Supplied records ::
____

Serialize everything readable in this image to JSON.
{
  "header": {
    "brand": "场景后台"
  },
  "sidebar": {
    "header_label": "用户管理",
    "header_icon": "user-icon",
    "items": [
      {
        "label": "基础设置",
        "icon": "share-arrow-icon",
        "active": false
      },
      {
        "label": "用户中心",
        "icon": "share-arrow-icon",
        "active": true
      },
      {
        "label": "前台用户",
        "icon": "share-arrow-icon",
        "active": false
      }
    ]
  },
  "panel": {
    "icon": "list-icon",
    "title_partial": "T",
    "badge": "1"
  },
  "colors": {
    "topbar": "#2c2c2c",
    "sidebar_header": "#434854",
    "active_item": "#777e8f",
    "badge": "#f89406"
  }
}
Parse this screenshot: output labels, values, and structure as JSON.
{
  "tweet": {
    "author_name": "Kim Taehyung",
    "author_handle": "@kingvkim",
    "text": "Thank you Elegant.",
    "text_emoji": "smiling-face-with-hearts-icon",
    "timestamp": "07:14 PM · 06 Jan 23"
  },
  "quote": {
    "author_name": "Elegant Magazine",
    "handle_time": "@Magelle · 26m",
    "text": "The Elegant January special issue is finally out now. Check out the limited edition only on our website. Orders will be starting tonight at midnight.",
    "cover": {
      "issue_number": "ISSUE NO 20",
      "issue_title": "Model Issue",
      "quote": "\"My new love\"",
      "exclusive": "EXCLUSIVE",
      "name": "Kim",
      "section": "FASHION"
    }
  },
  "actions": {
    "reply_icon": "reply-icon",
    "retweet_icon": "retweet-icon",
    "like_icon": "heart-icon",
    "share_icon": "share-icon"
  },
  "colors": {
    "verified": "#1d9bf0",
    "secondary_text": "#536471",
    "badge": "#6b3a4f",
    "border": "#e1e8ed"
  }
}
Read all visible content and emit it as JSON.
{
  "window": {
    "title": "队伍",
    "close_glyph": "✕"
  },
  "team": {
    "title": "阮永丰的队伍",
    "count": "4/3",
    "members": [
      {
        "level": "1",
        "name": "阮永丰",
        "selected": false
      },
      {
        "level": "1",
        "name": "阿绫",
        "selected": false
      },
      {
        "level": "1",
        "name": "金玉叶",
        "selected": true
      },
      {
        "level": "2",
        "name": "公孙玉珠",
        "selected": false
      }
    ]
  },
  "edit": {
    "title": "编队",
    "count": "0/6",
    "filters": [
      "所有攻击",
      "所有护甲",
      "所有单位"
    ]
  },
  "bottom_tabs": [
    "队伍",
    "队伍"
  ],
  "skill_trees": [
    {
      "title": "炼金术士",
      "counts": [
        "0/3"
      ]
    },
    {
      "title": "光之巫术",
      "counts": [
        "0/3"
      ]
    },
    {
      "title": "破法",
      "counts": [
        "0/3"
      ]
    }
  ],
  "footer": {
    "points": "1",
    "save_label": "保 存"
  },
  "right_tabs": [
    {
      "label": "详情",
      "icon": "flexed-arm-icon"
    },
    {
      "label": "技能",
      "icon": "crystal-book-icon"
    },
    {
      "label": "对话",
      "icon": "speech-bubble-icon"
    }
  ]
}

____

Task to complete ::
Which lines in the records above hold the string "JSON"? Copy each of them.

Reply ::
Serialize everything readable in this image to JSON.
Parse this screenshot: output labels, values, and structure as JSON.
Read all visible content and emit it as JSON.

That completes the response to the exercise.